Alec Saunders has written a new manifesto called “Voice 3.0: The emergence of the Voice Web“. It’s very good reading and I agree with most of it. Please read it! What I am missing, which you will see in my comment far down the side, are two things:

  • IPv6 – it’s the glue that will make Voice 3.0 work
  • Security – we need to learn from our mistakes and make Voice 3.0 secure by default

I have written a lot of information about SIP and IPv6 on Edvina’s web site, Twitter and Facebook. Dan York has joined me in this campaign and have a lot of good podcasts, presentations and information on Voxeo’s IPv6 resources page. There’s quite a lot of work we still need to do, but we’re heading in the right direction in the SIP community.

I’m embarrassed

Now is the  time to start working on security. I find it really embarrassing that we have almost no experience of security in VoIP. The protocol has been around for ten years or more and we’re still confused. The hardware vendors claim that the CPUs can’t handle it. Or the DSP’s. Or something else. As we move towards more video we need more CPU power to encrypt. On the other side we have users that doesn’t require any security. They run stuff over the enterprise networks, over home networks and the Internet without bothering with who can listen in, access the log files or access their accounts.

The dark side

This last year, the number of attacks on SIP servers has grown in numbers. I hear not only rumours, but see attacks in progress. I have met a number of people who have lost huge amounts of money on International calls to foreign countries, placed by unknown hackers that figured out that their account (typically “300″) had a very complicated password (typically “300″). The next thing that we’re going to see during summer leave or xmas is someone showing a journalist how easy it is to see that the boss calls the union several times a day, propably to negotiate layoffs. Or calling competition, maybe to sell the company.

Let’s agree on one thing: ALL networks are insecure

I think it’s time to stop ignoring security. I think we have to agree that it makes our architecture much more easy if we assume that ALL networks are insecure. We can not judge, our users surely can not determine if a network is secure or not. They have to be able to connect to any open WiFi network and use the services we produce. Without thinking about anything else than reaching their office, customer, family or the kid back home. Every communication needs to be secure. Period.

If we start there, we’re on the right track. Now we need to work together and figure out where to go. How do we exchange encryption keys? How do we handle identities?

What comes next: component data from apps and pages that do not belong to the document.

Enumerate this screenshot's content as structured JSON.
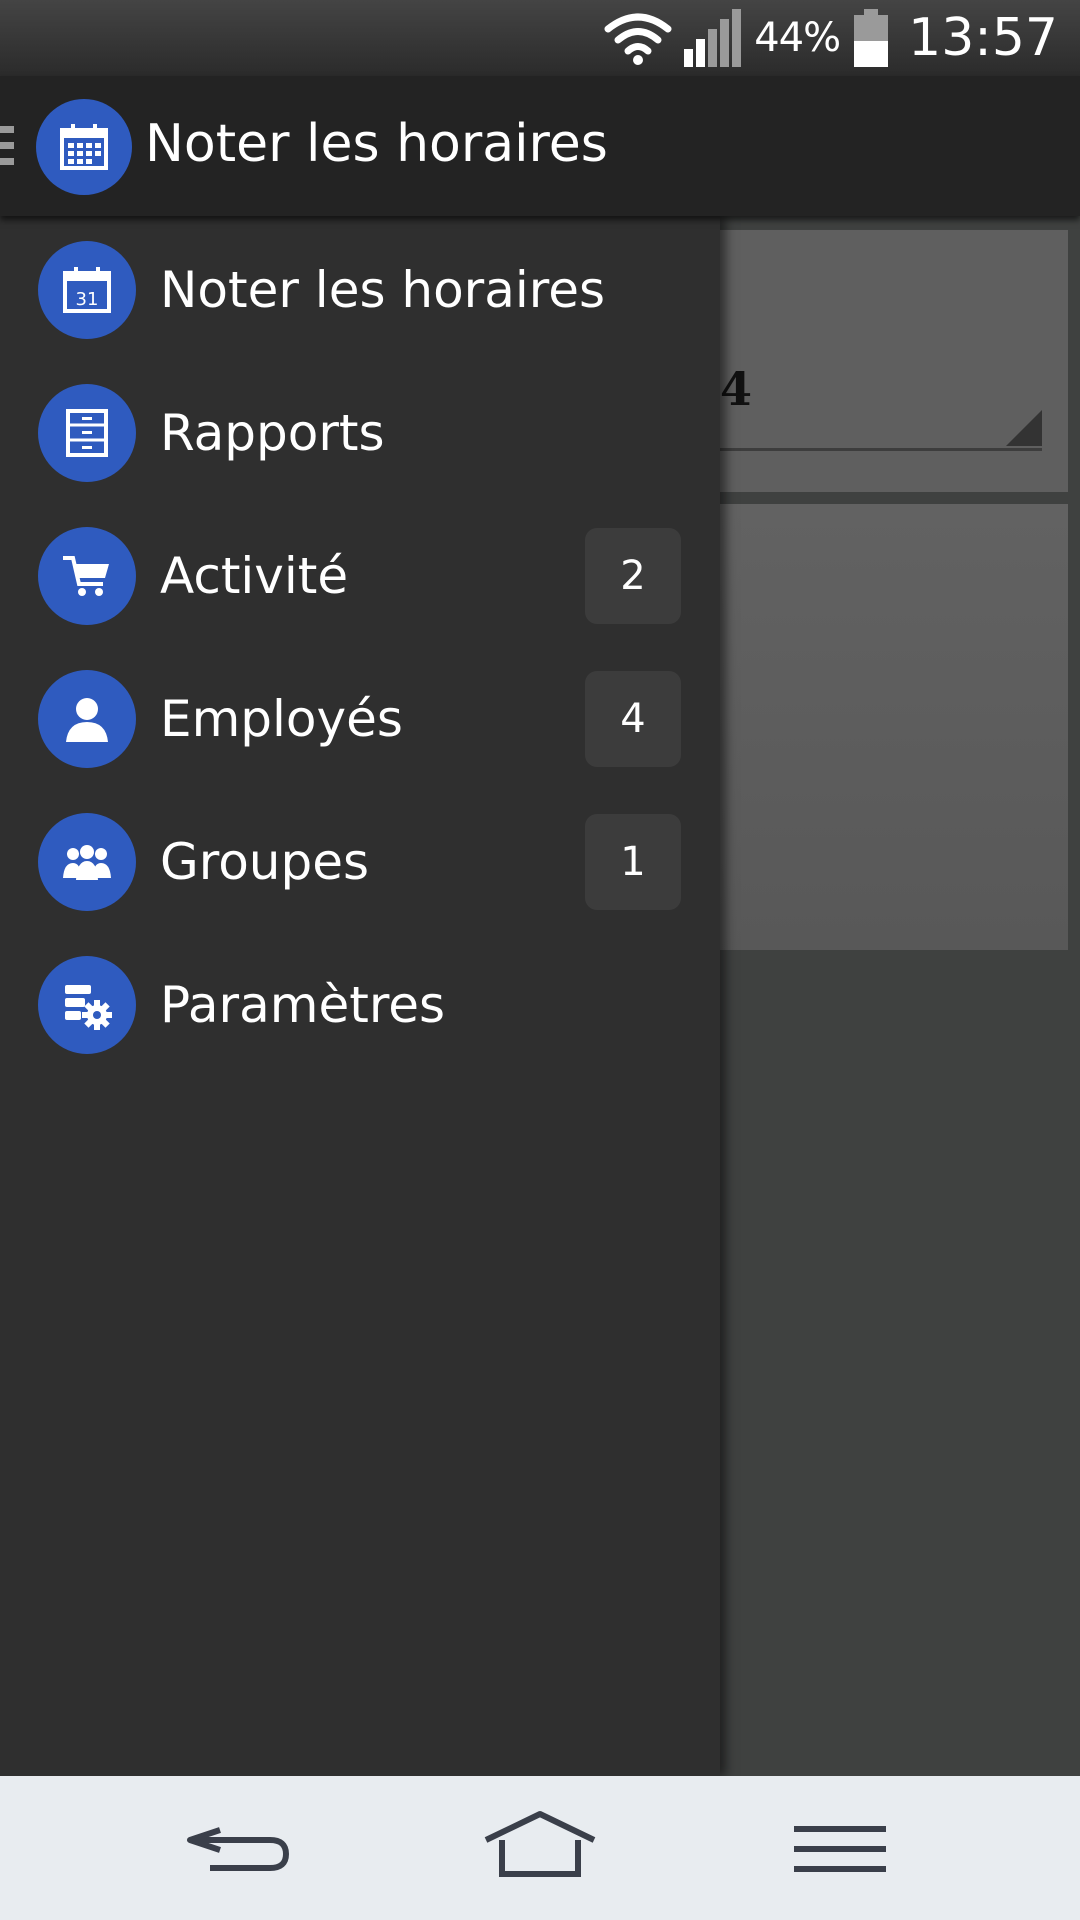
{
  "status_bar": {
    "battery_percent": "44%",
    "time": "13:57"
  },
  "action_bar": {
    "title": "Noter les horaires",
    "app_icon": "calendar-icon"
  },
  "drawer": {
    "items": [
      {
        "label": "Noter les horaires",
        "icon": "calendar-31-icon",
        "badge": null
      },
      {
        "label": "Rapports",
        "icon": "cabinet-icon",
        "badge": null
      },
      {
        "label": "Activité",
        "icon": "cart-icon",
        "badge": "2"
      },
      {
        "label": "Employés",
        "icon": "person-icon",
        "badge": "4"
      },
      {
        "label": "Groupes",
        "icon": "group-icon",
        "badge": "1"
      },
      {
        "label": "Paramètres",
        "icon": "settings-icon",
        "badge": null
      }
    ]
  },
  "background": {
    "partial_value": "4"
  },
  "colors": {
    "accent": "#2f5bbf",
    "drawer_bg": "#2f2f2f",
    "actionbar_bg": "#232323",
    "badge_bg": "#3c3c3c",
    "navbar_bg": "#e8ecf0"
  }
}
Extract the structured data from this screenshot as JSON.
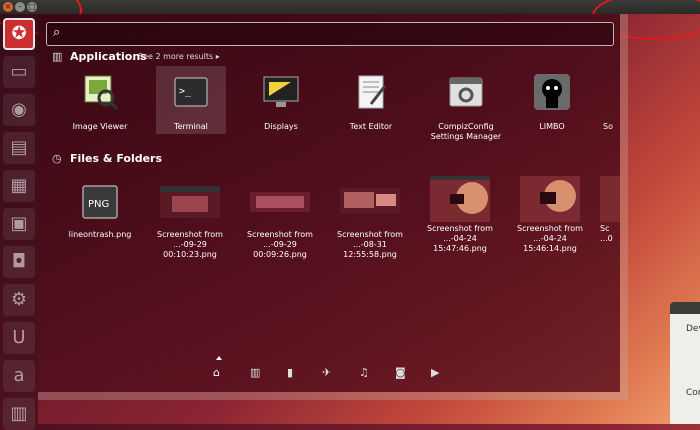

Where do we start. Let’s not make the mistake of trying to hook on to a global PKI that doesn’t scale (and has proven not to be secure) like the one used by the web. PGP is interesting, but only scale on a nerd level. It’s too complicated the way we use it today. I would not even try to explain it and make my mother use it. We need to work on this.

Distributed webs of trust

Maybe it’s Facebook, Google+ or LinkedIn that will be the trust platform. Or a combination of them using systems like OpenID, oAuth and SAML 2.0 in various combinations. We need something simple, scalable and secure. That’s not easy to fulfill. Especially in a world filled with engineers with a lot of opinions, experiences and ideas. It’s our responsibility to start working on this. The IETF and other parties are already working hard on other components of Voice 3.0.Let’s get our act together on the security part of the vision for Voice 3.0 too. We need to, step by step, build a trustworthy platform for realtime communication for everyone.

A friend of mine, Jacob Schlyter, has not only been busy working on DNSsec around the globe. He has also been co-writing a new draft in the IETF DANE working group. He blogs on kirei.se:

The working group’s first draft describes how to use DNSSEC to associate certificates with domain names For TLS. In this context, a certificate association is a secure binding between a DNS name, TLS/DTLS transport protocol (i.e., TCP, UDP or SCTP) and port number, to an end entity’s certificate or to a certification authority’s certificate.

This proposal builds a distributed PKI based on DNS.  If you want to call me in the voip-forum.com domain, you will be able to get my certificate chain from DNS and set up a secure and trusted session. The current PKI model used in the web delivers encryption – but few bothers with checking identity of the other end, check if the certificate chain is trusted or even if a certificate is revoked.

In SIP, we can do better and really kick off DANE. I will work on this and write more as I make progress in trying to understand the details.

For many years I have believed that DNSsec is a platform that will change the trust model on the net. Now, the light is on the ICANN, IANA and the TLD registries. Will they earn our trust?  Will they be better than the current set of web CAs that someone else approved for all of us? If not, we will have to start building a distributed trustworthy root soon. The technology is getting there, so the focus needs to move to the people and organizations that will be the new platform. These are interesting times. Let’s start discussing SIPdane and get a few implementations running soon!